_Task description_
Pictures do not belong in the copy; quote every entry below exactly.

Page and application data records
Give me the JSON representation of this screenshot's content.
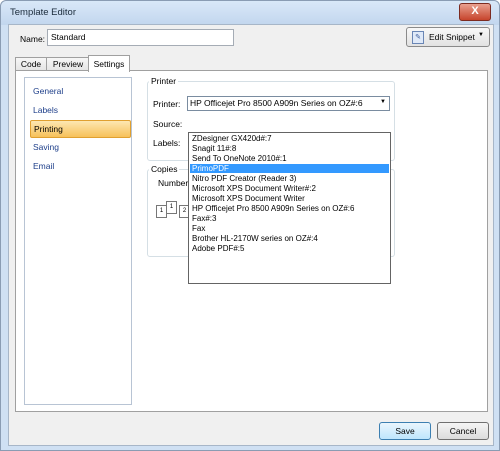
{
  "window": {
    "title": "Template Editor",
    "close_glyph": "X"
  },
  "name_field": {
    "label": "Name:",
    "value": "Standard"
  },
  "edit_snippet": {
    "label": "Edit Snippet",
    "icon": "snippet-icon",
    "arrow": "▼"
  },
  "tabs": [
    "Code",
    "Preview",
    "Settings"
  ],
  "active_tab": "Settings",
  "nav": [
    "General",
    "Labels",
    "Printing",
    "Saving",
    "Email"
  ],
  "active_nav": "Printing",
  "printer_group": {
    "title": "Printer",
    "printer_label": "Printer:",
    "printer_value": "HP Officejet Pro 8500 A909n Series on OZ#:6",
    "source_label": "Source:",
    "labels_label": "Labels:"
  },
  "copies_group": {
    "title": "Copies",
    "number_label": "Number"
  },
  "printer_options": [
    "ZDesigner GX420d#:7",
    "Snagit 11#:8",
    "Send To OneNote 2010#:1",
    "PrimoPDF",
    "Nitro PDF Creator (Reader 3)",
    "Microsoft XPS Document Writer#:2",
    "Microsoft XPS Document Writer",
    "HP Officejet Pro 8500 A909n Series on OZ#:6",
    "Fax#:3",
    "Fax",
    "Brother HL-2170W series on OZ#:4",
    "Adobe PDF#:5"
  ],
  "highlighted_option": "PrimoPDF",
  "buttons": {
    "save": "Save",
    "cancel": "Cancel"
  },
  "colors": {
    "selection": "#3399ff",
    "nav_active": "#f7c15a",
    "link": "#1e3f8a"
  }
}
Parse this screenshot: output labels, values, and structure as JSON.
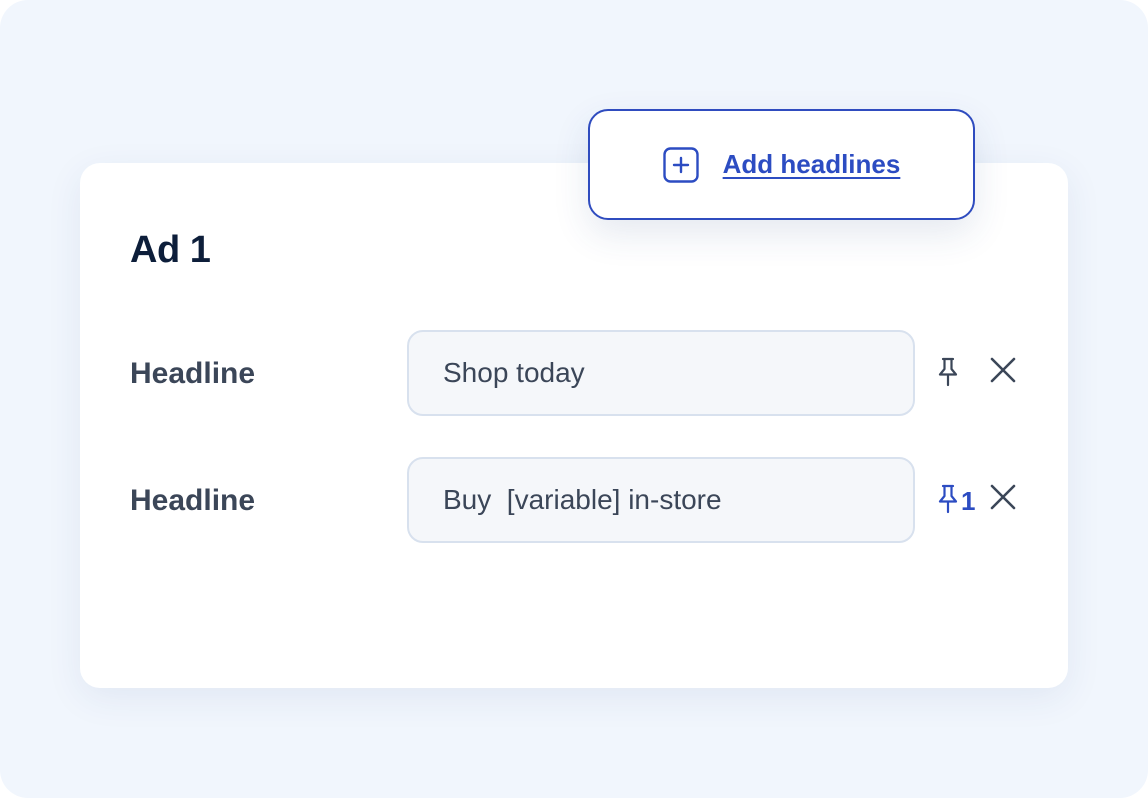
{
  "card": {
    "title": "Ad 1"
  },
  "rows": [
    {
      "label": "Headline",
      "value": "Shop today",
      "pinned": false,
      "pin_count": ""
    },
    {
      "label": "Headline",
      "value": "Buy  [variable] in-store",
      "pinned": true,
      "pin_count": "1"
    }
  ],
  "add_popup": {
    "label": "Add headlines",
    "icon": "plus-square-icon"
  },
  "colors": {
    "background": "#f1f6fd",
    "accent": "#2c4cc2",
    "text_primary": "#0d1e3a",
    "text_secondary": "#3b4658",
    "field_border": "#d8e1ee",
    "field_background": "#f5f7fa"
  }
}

_Exercise answer_
Give me the JSON representation of this screenshot's content.
{
  "window": {
    "title": "Template Editor",
    "close_glyph": "X"
  },
  "name_field": {
    "label": "Name:",
    "value": "Standard"
  },
  "edit_snippet": {
    "label": "Edit Snippet",
    "icon": "snippet-icon",
    "arrow": "▼"
  },
  "tabs": [
    "Code",
    "Preview",
    "Settings"
  ],
  "active_tab": "Settings",
  "nav": [
    "General",
    "Labels",
    "Printing",
    "Saving",
    "Email"
  ],
  "active_nav": "Printing",
  "printer_group": {
    "title": "Printer",
    "printer_label": "Printer:",
    "printer_value": "HP Officejet Pro 8500 A909n Series on OZ#:6",
    "source_label": "Source:",
    "labels_label": "Labels:"
  },
  "copies_group": {
    "title": "Copies",
    "number_label": "Number"
  },
  "printer_options": [
    "ZDesigner GX420d#:7",
    "Snagit 11#:8",
    "Send To OneNote 2010#:1",
    "PrimoPDF",
    "Nitro PDF Creator (Reader 3)",
    "Microsoft XPS Document Writer#:2",
    "Microsoft XPS Document Writer",
    "HP Officejet Pro 8500 A909n Series on OZ#:6",
    "Fax#:3",
    "Fax",
    "Brother HL-2170W series on OZ#:4",
    "Adobe PDF#:5"
  ],
  "highlighted_option": "PrimoPDF",
  "buttons": {
    "save": "Save",
    "cancel": "Cancel"
  },
  "colors": {
    "selection": "#3399ff",
    "nav_active": "#f7c15a",
    "link": "#1e3f8a"
  }
}
Parse this screenshot: output labels, values, and structure as JSON.
{
  "card": {
    "title": "Ad 1"
  },
  "rows": [
    {
      "label": "Headline",
      "value": "Shop today",
      "pinned": false,
      "pin_count": ""
    },
    {
      "label": "Headline",
      "value": "Buy  [variable] in-store",
      "pinned": true,
      "pin_count": "1"
    }
  ],
  "add_popup": {
    "label": "Add headlines",
    "icon": "plus-square-icon"
  },
  "colors": {
    "background": "#f1f6fd",
    "accent": "#2c4cc2",
    "text_primary": "#0d1e3a",
    "text_secondary": "#3b4658",
    "field_border": "#d8e1ee",
    "field_background": "#f5f7fa"
  }
}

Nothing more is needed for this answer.